To me, however, the thing that makes a rose a rose, is the flower. Typically, rose flowers have five sepals which are easier to see before the flowers open and five petals, although there are always some exceptions; for example, Mountain
Sepals for the uninitiated; luckily I have a rose bush that seems to be able to flower all the year round (this picture taken October 28th)
Avens, Dryas octopetala, which as the name tells us, has eight petals but still manages to have that rose ‘look’.
Dryas octopetala an exception that proves the rule J By Jörg Hempel, CC BY-SA 3.0 de, https://commons.wikimedia.org/w/index.php?curid=28317727
As you might expect from a family that has produced the much loved (but not by me) hybrid tea roses, not all the flowers are white, even within the same species, brambles for example, range from the ‘normal’ white to rich
Pink hedgerow brambles, Sutton, Shropshire September 2020.
pinks, and many of the herbaceous members have bright yellow (e.g. Agrimony and Wood Avens) or orange (e.g Water Avens) flowers.
Delicate herbaceous plants with white and yellow flowers.
White flowers do, however, seem to be the rule in the woodier members of
Shrubby bushes with white flowers.
the family, although pink shading is not uncommon.
The ways in which the flowers are presented can also vary between species, single flowers being the exception rather than the rule.
Cloudbursts (corymbiform panicle), racemes and compound cymes, but still roses. Fun fact, Meadowseet, Filipendulal ulmaria, is rich in salicylic acid and can be used to cure headaches.

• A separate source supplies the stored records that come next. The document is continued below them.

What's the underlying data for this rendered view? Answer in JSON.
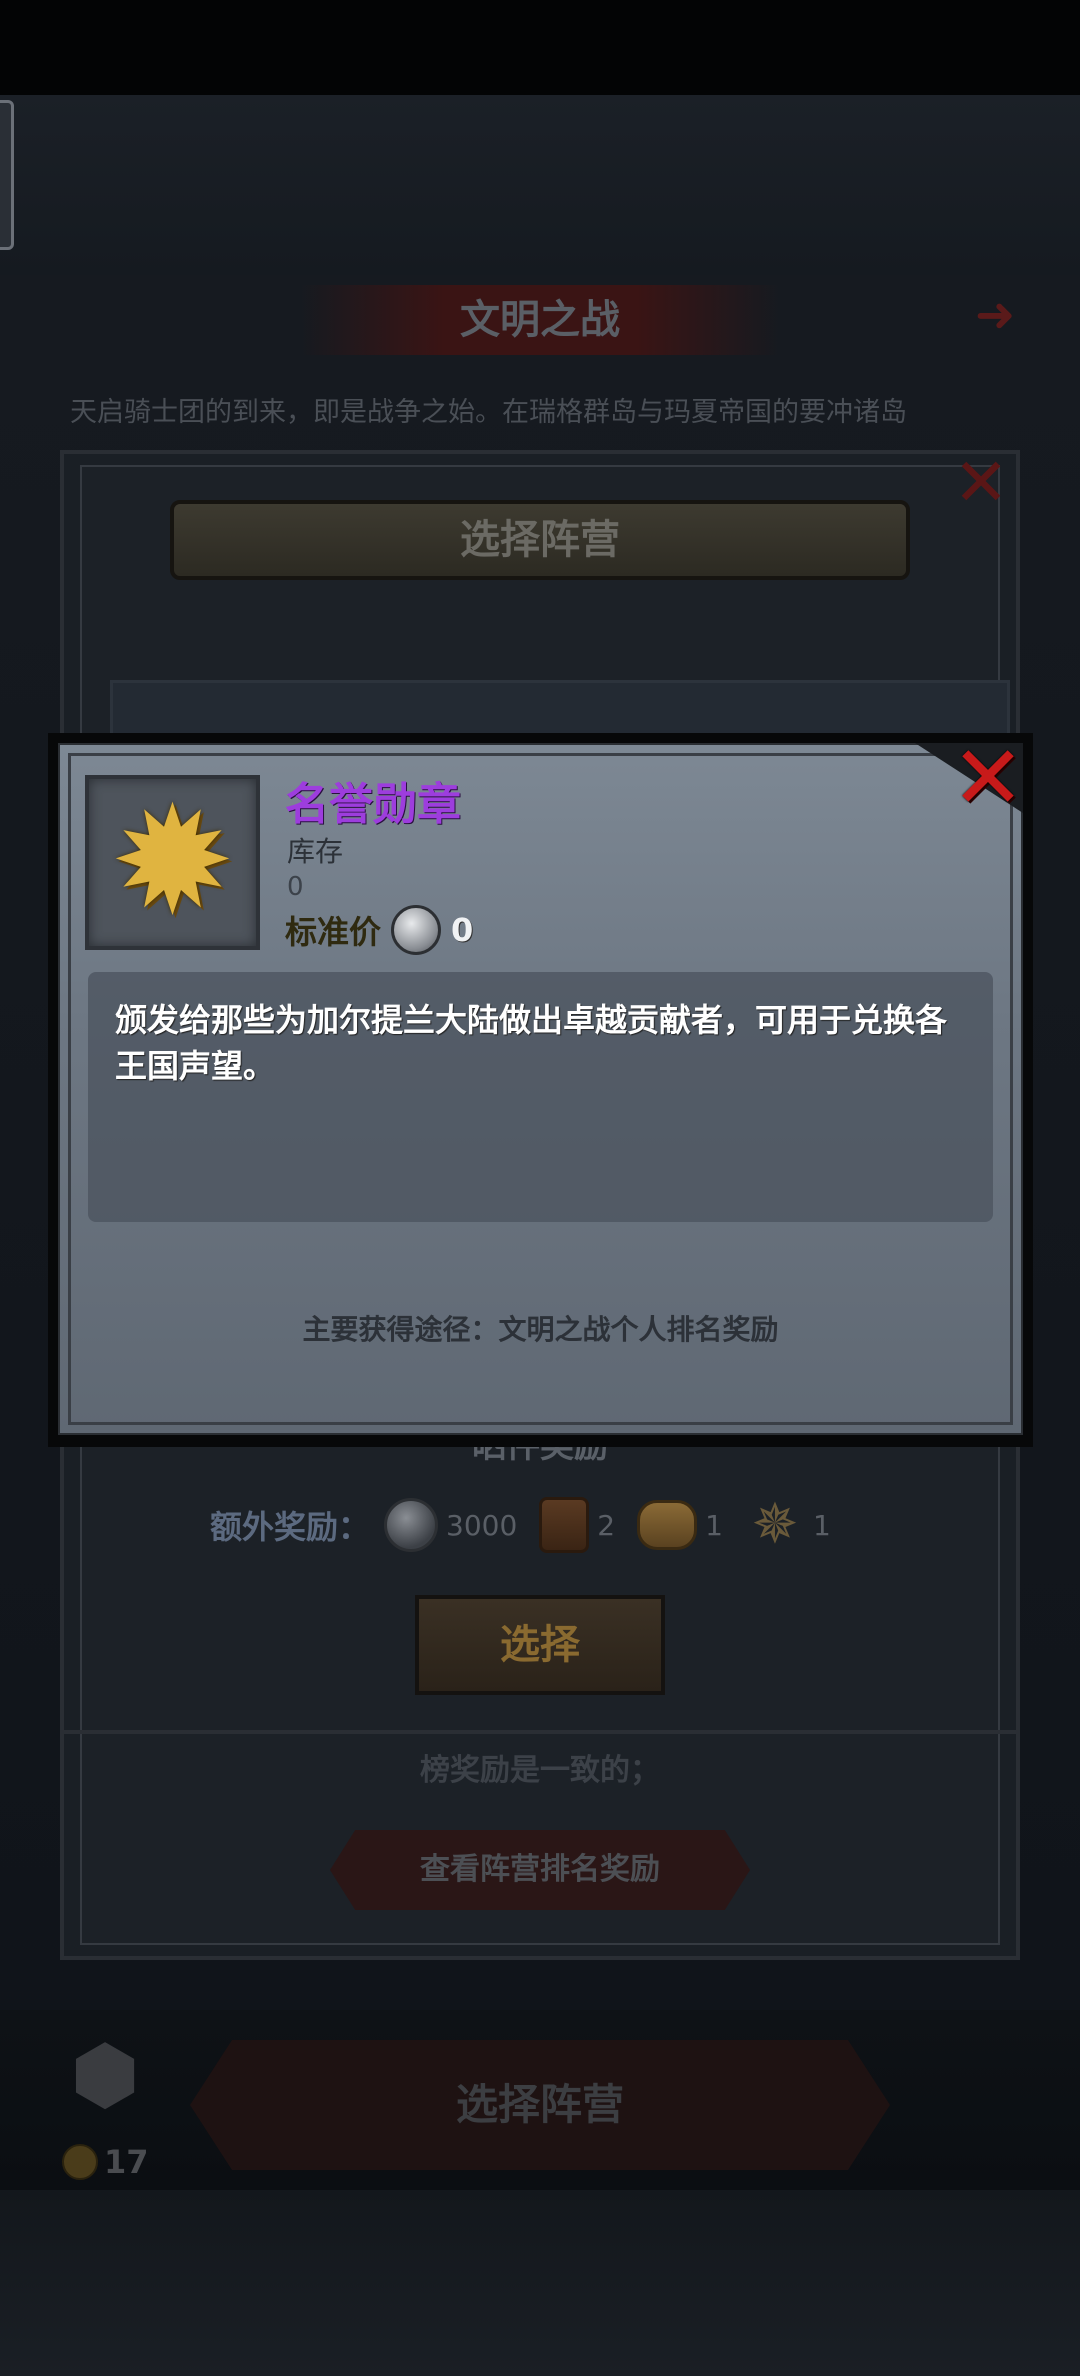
{
  "background": {
    "title": "文明之战",
    "intro": "天启骑士团的到来，即是战争之始。在瑞格群岛与玛夏帝国的要冲诸岛",
    "faction_header": "选择阵营",
    "partial_label": "晒件奖励",
    "extra_rewards": {
      "label": "额外奖励：",
      "items": [
        {
          "icon": "silver-coin-icon",
          "count": "3000"
        },
        {
          "icon": "beer-barrel-icon",
          "count": "2"
        },
        {
          "icon": "bread-icon",
          "count": "1"
        },
        {
          "icon": "honor-medal-icon",
          "count": "1"
        }
      ]
    },
    "select_button": "选择",
    "cut_text": "榜奖励是一致的；",
    "rank_reward_button": "查看阵营排名奖励",
    "bottom_button": "选择阵营",
    "bottom_count": "17"
  },
  "dialog": {
    "item_name": "名誉勋章",
    "stock_label": "库存",
    "stock_value": "0",
    "price_label": "标准价",
    "price_value": "0",
    "description": "颁发给那些为加尔提兰大陆做出卓越贡献者，可用于兑换各王国声望。",
    "source": "主要获得途径：文明之战个人排名奖励",
    "colors": {
      "item_name": "#9d3ddd",
      "close": "#c81a1a"
    }
  }
}
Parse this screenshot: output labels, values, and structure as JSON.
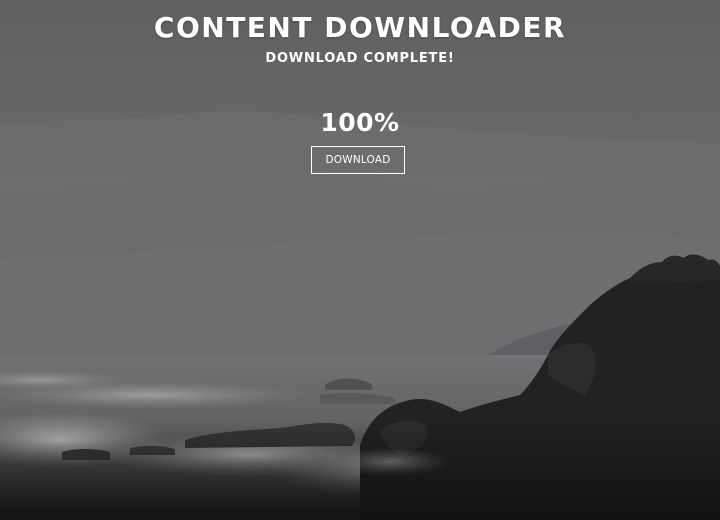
{
  "header": {
    "title": "CONTENT DOWNLOADER",
    "status": "DOWNLOAD COMPLETE!"
  },
  "progress": {
    "label": "100%",
    "value": 1.0
  },
  "actions": {
    "download_label": "DOWNLOAD"
  },
  "theme": {
    "text_color": "#ffffff",
    "sky_color": "#626467",
    "rock_color": "#141414",
    "background": "grayscale foggy coastal landscape with dark cliffs and crashing waves"
  }
}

I hope you’ve enjoyed this ramble through the roses as much as me, but finally, as an entomologist, it would be remiss of me not to point you at one or two spectacular examples of insect-rose interactions.
Kennedy, C.E.J. & Southwood, T.R.E. (1984) The number of species of insects associated with British trees: a re-analysis. Journal of Animal Ecology, 53, 455-478.
Leather, S.R. (1985) Does the bird cherry have its ‘fair share’ of insect pests ? An appraisal of the species-area relationships of the phytophagous insects associated with British Prunus species. Ecological Entomology, 10, 43-56.
Leather, S.R. (1986) Insect species richness of the British Rosaceae: the importance of host range, plant architecture, age of establishment, taxonomic isolation and species-area relationships. Journal of Animal Ecology, 55, 841-860.
Leather, S.R. (1991) Feeding specialisation and host distribution of British and Finnish Prunus feeding macrolepidoptera. Oikos, 60, 40-48.
Leather, S.R. & Dixon, A.F.G. (1981) Growth, survival and reproduction of the bird-cherry aphid, Rhopalosiphum padi, on it’s primary host. Annals of Applied Biology, 99, 115-118.
Leather, S.R. & Lehti, J.P. (1982) Abundance and distribution of Yponomeuta evonymellus (Lepidoptera,Yponomeutidae) in Finland. Notulae Entomologicae, 62, 93-96.
Perring, F.J. & Walters, S.M. (1962) Atlas of the British Flora. BSBI Nelson, London & Edinburgh.
Sytsma, K.J. (2016) Rosaceae, Encyclopaedia Britannica.